is not a disorganized jumble, but it is fluid and complex; its
not concrete, but it does hold itself together by its own surface
tension. In this aesthetic, exactly what the optimal degree of fluidity
might be is left entirely to the artists and their audiences.
Of course, all this begs the question Why has art of disorder been
so successful despite its antagonism to our intuitive understanding
of the world? My guess is that many have wanted art thats cheap
and easy to manufacture for the purposes of entertainment and profit.
Contemporary philosophers have also had a role in promoting cheap
and easy art, but one cannot but admire their work, literally performing
miracles of interpretationcreating meaning ex nihilorelying
on neither the artist nor the work, but on imagination alone.
However, the time has come for art critics to exercise their intelligence
on something other than dull models of disorder. But more importantly,
artists should be expected to show some imagination and
intelligence. This doesnt mean that I expect artists to know
physics; I do expect them to make sense of chaos in a way thats
never been done before.
I hope that those who have mutely accepted disorder packaged as artbecause
they didnt understand indeterminacywill be less inclined
to do so once they understand its positive, potentially creative tendencies.
Atoms may not be capable of behaving according to logic or what they
feel is best, just, or beautiful, but people can and probably should.
If we do not exercise preferences, which we have evolved over time
and which are the valuable complex gifts of our experience, things
will tend of themselves toward the cheapest and easiest. The cheapest
and easiest art is literally garbage.
I believe we can close that supposed rift between art and science.
Art is a science. Art is not scientific by virtue of what it models,
but by virtue of its method of experimentation and application. Abstract
painting, in contrast, is not concerned with method but with the pursuit
of essential stable reality; it has the same goal as classical science.
The clearest example is Piet Mondrian, the theorist-artist who strove
to present objective truth. Jackson Pollock is a good example of a
reactionary Idealist who abandoned the pursuit of a stable reality
in favor of a subjective interpretation of it.
Both these aesthetics throw aside the science of image and concern
themselves with a specific intention. They both try to show the real
nature of reality. But one is too static, the other too fluid, neither
of them are based on information gained by the senses; both are based
on theories, and artistic pursuits are unscientific to
the extent that they are predetermined by intentions. Complexity science,

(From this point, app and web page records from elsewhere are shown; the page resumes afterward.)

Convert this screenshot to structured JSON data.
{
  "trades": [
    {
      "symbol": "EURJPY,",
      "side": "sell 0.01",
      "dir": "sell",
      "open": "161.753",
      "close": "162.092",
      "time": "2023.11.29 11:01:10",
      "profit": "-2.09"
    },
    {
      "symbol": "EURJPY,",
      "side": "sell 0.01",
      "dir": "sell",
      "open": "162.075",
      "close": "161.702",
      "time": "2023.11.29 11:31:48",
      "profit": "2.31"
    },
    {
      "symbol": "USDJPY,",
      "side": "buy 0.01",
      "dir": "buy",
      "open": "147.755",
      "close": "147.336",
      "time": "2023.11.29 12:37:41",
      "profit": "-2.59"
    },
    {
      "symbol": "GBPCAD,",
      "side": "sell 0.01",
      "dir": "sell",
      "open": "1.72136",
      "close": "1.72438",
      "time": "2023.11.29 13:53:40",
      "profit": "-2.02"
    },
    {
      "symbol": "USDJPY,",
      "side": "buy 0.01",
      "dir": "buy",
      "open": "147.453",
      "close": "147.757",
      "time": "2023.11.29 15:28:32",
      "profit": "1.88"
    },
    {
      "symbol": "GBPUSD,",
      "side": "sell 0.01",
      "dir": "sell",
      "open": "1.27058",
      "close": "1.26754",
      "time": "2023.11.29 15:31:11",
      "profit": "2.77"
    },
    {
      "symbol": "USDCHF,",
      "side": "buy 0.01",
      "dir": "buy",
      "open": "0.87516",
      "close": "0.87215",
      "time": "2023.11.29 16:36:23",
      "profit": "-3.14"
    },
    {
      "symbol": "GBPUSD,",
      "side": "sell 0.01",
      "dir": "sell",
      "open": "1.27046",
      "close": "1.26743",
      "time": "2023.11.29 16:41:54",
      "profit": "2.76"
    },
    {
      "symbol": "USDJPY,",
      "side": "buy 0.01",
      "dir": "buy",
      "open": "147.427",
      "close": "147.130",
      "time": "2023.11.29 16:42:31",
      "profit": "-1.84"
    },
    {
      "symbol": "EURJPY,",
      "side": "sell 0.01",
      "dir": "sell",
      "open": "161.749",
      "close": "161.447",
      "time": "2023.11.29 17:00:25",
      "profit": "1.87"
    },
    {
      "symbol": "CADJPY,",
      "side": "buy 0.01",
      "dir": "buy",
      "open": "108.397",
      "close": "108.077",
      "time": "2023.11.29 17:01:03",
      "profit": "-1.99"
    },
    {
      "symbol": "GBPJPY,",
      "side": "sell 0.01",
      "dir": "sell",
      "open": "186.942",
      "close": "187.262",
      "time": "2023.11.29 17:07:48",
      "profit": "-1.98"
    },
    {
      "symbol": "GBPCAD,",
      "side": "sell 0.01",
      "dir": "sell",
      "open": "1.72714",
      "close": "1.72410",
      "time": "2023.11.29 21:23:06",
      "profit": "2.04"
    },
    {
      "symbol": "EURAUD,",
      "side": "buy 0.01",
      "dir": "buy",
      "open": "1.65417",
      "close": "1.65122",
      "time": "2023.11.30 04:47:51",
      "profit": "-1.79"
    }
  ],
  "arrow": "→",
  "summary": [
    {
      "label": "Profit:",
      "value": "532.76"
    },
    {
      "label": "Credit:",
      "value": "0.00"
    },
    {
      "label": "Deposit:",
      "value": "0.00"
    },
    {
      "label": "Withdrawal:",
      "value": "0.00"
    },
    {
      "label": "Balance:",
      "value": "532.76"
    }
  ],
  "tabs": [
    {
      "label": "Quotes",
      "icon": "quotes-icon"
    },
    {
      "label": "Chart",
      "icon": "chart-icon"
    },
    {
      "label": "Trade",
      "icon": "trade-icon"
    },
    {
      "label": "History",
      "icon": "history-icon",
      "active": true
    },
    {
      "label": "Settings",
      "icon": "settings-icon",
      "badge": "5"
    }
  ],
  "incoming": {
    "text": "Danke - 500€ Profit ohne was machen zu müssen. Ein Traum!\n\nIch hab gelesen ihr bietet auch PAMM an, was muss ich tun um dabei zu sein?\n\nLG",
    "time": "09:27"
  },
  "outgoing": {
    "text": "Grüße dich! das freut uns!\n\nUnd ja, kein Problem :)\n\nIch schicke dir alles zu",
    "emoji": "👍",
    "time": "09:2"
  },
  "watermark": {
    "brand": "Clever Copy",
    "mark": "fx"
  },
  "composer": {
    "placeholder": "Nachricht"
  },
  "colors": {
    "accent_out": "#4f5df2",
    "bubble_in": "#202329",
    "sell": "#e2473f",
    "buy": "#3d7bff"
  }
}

in reinterpreting the issue of indeterminacy that separated the realists
from the idealists, makes prescriptions unnecessary and offers us
a new reliable vocabulary for describing our world and our art.
Victoria N. Alexander
New York, New York